So for Father’s Day this year Dear Wife and B.T. put their heads together to come up with ideas, and thought it would be fun to take to a restaurant the likes of which I have never been to before.

Before I go on, I should mention in the interest of full disclosure that I am a fan of eating meat.  So if you are of such a persuasion as eating meat may offend your diet sensibilities, I fear this post may make you a tad queasy – but in words only for I did not think to take pictures.

So, with a huge assist from Dear Wife, B.T. decided it would be a brilliant idea to take me to a Brazilian Steakhouse for Father’s Day, because in fact I had never been to such a restaurant before.  More to the point, I didn’t even recall what a Brazilian Steakhouse even was
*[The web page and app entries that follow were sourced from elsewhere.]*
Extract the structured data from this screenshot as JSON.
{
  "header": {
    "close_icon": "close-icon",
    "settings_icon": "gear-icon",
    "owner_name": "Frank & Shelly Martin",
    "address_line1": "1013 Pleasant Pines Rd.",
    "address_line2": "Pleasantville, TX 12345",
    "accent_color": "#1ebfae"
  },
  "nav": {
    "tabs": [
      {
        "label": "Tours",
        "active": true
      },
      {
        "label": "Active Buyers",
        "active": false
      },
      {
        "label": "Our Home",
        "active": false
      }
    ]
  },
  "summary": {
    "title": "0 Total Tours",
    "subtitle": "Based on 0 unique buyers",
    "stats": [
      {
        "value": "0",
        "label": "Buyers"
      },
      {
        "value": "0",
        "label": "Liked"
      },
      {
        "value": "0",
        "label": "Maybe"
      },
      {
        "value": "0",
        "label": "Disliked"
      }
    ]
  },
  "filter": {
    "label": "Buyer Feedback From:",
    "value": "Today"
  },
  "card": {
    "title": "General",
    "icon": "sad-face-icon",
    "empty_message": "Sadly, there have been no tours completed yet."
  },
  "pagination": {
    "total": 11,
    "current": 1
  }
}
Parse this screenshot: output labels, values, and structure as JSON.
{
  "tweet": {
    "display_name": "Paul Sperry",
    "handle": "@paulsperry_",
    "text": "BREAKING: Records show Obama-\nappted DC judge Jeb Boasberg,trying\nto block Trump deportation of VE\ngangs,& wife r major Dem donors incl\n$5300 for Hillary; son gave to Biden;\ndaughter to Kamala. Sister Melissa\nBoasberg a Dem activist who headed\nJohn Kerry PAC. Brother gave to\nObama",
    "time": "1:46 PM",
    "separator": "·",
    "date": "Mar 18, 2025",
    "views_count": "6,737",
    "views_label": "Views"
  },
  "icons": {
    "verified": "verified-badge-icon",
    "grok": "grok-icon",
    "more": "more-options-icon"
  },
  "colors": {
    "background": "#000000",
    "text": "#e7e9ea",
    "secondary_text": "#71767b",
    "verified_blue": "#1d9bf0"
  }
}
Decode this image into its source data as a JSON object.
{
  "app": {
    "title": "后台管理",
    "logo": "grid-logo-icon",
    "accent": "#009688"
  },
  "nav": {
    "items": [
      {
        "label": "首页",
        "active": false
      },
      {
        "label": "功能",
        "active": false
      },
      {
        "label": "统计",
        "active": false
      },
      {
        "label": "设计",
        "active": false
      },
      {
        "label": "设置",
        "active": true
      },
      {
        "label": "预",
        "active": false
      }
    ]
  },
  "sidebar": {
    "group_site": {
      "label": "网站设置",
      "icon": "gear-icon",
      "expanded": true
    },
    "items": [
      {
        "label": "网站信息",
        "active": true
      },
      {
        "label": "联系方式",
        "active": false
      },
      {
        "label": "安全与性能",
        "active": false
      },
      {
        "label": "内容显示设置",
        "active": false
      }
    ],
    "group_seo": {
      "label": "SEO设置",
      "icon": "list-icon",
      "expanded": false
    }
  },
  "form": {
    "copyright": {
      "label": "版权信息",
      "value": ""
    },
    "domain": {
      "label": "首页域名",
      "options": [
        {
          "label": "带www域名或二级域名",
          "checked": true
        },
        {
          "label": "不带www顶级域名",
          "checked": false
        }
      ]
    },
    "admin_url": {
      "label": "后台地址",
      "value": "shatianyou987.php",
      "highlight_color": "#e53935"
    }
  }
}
The proper term, apparently, is churrascaria, but the restaurant concept stateside seems to go by the moniker of “Brazilian Steakhouse”, and I think there’s a subtle difference between the two: a churrascaria is simply a restaurant serving South American-style rotisserie barbecue.  That, by itself, would have been fine and undoubtedly delicious.  But “Brazilian Steakhouse” seems to refer to a style of service.  I will shortly elaborate. Continue reading

Writing Progress: Week Ending June 18, 2011

Another week of writing come and gone.  Here’s how it went down…

Story of G:

  • New Draft Wordcount: 0
  • Background Notes Wordcount: 0

Book of M:

  • Background Notes Wordcount: 1,485 words

Grand Total: 1,485 words

Whoa.  Compared to the revised total from last week of 3,242 words, this is way off my game (though, to be fair, well in-line with the week prior to that).  What happened?

Well, I’ve learned over the past few weeks of trying to be consistent about writing that I have a few genuinely productive days each week.  Weekends are pretty much a goner: that’s family time during the day and one-on-one time with Dear Wife in the evenings, and Sunday, in particular, is the traditional day-of-going-to-church, so it’s hard to get much writing done those days.  And, well, the weekend begins on Friday evening, so we’re back to family time and Dear Wife time on many Fridays.  That leaves Monday through Thursday as writing days. Continue reading